Last weekend I spent the day with food blogging friends new and old. We ate (of course!) but really, we came together to hear Dianne Jacob lecture on food writing, from restaurant reviews to blogging to cookbooks, using her book Will Write for Food. Even her prompts were fun! I’m going to share with you the piece I wrote from Dianne’s prompt to use the senses.
Growing up as a picky eater is like wearing black t-shirts all the time. There’s nothing inherently wrong with either scenario, but there’s nothing terribly exciting, either. Color is chaos, it’s fireworks any day but the fourth of July. Now, a few days into eating without gluten, I’m beginning to wonder what else is out there for girls like me who have a sweet tooth in the morning. Out goes cereal dancing with berries, oatmeal crowding out a banana, wheat toast smothered in almond butter and draped with apples.
Consider instead a bright fruit salad, one all the more delicious because I didn’t have to peel the grapefruit or source the ripe avocados. But what almost stopped me in my tracks were the kumquats: I don’t even know what those are. Sure, I’ve heard of kumquats, but if you handed one to me I’d hand it back with a faint smile, assuring us both that I have no clue what I’m doing.
The tang of the grapefruit I recognize from when my mother would serve them with crystals of sugar sparkling in the morning light. Against that sourness the creamy texture of the avocados is welcome – to have both in one bite is why I live in California, where seasons are seasonless and I’m only just beginning to understand that the rest of the world doesn’t have our fruits year round like we do.
The kumquats are smaller than grapes; at first I thought they were cherry tomatoes (other than the fact that they’re as bright as tangerines). Unlike the grapefruit, they’re not peeled, and that’s a texture I’m not used to. It’s how I imagine an orange peel would taste if I were to ever eat one, the way I see some men suck on lemon rinds.
For more pictures and writing tips, please visit these lovely blogs:
- Gorgeous food photography from Averie at Love Veggies & Yoga
- The recipe for this salad from Stephanie at Recipe Renovator; Stephanie was also kind enough to share my essay in this post
- Ani from Confessions of a Foodie shares both glorious photography and a recipe for her to-die-for Brunch Casserole with Spinach, Ham, Egg, Bread & Cheese (rich, creamy, melt-in-your-mouth amazingness)
Lunch is served

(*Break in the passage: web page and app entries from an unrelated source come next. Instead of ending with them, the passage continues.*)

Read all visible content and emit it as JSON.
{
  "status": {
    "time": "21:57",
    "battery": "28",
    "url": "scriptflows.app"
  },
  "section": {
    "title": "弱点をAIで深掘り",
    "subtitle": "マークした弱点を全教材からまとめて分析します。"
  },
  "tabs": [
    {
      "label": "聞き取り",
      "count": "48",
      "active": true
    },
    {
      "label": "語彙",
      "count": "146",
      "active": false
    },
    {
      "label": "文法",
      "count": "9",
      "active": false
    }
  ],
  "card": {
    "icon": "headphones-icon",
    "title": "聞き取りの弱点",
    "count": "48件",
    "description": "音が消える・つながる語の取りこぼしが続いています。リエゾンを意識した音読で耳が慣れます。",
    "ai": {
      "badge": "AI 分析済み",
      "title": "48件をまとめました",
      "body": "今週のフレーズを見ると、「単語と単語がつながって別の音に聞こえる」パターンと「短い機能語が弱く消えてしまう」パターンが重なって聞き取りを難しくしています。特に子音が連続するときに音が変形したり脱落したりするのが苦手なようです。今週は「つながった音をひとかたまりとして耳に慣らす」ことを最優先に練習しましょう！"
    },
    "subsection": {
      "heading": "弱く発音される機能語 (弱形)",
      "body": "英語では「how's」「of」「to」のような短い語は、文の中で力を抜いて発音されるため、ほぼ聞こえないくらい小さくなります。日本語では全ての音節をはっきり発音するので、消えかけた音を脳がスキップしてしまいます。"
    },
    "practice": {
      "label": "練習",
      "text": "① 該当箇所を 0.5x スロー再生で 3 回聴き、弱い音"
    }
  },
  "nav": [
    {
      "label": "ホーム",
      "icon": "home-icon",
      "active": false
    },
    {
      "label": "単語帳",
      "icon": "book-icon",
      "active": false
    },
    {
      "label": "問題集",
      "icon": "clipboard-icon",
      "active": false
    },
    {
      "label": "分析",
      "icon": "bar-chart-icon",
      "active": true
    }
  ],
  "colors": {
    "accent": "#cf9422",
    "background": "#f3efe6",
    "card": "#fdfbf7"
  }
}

Naturally there was lots of food! I didn’t contribute a thing thanks to the nine-hour SDG&E blackout the night before which would have rendered my (planned) Chicken & Bulgur Wheat Salad unsafe for human consumption. Luckily, my fellow bloggers were more than generous with their dishes! In addition to Stephanie’s gorgeous salad and Ani’s strata, there was a cheese plate, Russian tea cakes, brownies with Oreo centers, a rustic beet salad, a refreshing strawberry sorbet, and a hearty lentil soup.
You can see from the broken binding and forest of Post-it notes that this is a well-read book!
Dianne worked with us on blogging, reviews, cookbooks, ethics, and more.
I’m never far from my iPad and iPhone … and can’t help wishing those cameras in the background belonged to me.
Lunch is served.
If you live in Southern California be sure to check out Dianne’s upcoming workshop; details here.
Jersey Girl Cooks says
Sounds like so much fun! wish I was closer and could have joined you.
Ani @afotogirl says
Lisa! Say, thanks for the shoutout. And for sharing your awesome on-the-spot essay. What a good day that was (aside from the going off on tangents bringing out some of the cranky in me. Haha). I’m making my strata on a small scale this week I think. Strata for two. Yum. Take care!
Dianne Jacob says
Thank you so much for this, Lisa. This post brought back the day perfectly. I loved the condition of your book — so full of sticky notes. That is the highest compliment to me. And I was amazed by what an evocative essay you wrote in such little time.